◆ **REQUIREMENT**: Look through the material below. Copy each line that contains the string "Kaos".
○ ○ ○ ○
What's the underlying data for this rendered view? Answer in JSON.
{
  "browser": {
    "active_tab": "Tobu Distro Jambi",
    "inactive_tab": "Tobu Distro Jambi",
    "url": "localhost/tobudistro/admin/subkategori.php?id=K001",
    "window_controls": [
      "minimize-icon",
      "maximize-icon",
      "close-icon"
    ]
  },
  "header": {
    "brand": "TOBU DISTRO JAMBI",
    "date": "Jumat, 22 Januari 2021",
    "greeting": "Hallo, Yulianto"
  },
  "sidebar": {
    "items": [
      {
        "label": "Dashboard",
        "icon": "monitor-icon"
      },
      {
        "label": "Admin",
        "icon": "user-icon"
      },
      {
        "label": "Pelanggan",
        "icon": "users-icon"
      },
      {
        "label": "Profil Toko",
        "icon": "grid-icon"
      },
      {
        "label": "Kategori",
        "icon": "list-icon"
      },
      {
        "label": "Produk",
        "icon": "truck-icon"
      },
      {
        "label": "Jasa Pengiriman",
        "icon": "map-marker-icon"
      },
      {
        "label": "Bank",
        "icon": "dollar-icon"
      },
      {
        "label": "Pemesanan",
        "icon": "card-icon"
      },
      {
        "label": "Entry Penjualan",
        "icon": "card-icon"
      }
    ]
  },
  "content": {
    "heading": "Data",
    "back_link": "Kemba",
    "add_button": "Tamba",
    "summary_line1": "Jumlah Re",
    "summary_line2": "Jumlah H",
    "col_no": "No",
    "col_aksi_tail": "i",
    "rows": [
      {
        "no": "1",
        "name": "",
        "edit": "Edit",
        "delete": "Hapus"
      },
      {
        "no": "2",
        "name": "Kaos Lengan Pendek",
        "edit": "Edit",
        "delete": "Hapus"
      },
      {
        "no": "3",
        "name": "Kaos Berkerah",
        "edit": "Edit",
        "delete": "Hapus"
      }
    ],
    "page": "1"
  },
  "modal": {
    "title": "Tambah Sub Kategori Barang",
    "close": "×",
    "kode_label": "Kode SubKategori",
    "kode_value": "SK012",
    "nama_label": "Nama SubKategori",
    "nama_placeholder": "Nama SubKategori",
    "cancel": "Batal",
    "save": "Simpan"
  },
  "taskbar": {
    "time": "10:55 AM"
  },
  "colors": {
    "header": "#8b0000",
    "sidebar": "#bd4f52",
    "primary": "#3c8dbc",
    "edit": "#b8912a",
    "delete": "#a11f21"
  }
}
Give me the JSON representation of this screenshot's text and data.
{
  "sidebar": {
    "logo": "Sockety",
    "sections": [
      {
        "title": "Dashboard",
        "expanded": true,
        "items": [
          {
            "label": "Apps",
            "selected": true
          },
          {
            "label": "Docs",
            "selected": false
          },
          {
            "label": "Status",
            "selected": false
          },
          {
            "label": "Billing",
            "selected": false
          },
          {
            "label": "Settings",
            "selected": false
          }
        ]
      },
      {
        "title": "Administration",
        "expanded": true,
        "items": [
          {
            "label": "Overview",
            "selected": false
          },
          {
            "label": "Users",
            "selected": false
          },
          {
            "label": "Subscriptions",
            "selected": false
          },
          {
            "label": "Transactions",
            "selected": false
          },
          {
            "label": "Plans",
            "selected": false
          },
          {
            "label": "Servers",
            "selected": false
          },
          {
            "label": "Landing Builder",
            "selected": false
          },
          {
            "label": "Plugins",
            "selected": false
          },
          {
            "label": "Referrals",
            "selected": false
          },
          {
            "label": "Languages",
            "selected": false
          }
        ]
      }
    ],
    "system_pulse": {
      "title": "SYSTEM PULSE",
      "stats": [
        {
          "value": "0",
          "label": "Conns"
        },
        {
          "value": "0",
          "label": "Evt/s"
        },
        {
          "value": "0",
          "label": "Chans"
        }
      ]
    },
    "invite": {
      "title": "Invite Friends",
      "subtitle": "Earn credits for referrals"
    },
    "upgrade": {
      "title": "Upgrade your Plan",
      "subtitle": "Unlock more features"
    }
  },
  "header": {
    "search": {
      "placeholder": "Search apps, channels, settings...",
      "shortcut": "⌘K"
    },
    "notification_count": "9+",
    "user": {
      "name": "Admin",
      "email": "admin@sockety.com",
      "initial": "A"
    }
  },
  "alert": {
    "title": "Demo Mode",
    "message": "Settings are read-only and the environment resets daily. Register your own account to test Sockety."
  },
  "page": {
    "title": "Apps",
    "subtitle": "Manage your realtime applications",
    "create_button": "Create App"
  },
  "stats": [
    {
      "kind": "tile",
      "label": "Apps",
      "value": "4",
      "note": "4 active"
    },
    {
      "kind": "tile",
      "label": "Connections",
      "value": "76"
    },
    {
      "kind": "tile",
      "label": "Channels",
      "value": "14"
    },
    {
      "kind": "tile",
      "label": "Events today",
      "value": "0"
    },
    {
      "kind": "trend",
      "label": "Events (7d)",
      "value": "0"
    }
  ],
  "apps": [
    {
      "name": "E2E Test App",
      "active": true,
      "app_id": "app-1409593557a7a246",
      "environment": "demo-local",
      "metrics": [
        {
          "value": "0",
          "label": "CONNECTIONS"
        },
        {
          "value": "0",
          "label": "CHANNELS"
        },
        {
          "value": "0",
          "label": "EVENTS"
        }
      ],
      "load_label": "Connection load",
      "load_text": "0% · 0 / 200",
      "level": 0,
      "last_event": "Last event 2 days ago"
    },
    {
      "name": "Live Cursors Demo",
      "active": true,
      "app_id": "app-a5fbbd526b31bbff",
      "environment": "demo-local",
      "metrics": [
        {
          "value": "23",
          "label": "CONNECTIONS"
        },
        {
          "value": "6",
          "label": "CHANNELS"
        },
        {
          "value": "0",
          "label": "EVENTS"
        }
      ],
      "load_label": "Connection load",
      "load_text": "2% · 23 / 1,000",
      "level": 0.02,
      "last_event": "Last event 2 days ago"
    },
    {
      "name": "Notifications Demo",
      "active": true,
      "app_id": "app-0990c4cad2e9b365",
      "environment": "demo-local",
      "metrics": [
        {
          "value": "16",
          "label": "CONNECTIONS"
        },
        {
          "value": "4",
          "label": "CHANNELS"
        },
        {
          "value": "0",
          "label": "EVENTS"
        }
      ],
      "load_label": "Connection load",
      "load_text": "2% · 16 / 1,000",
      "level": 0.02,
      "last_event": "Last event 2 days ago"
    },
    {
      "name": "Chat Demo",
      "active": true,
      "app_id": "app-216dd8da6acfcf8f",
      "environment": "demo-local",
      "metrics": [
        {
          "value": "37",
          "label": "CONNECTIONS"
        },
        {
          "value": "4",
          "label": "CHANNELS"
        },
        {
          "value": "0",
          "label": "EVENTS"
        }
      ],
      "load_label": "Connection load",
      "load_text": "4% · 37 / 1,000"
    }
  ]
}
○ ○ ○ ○
◆ **OUTPUT OF THE TASK**:
        "name": "Kaos Lengan Pendek",
        "name": "Kaos Berkerah",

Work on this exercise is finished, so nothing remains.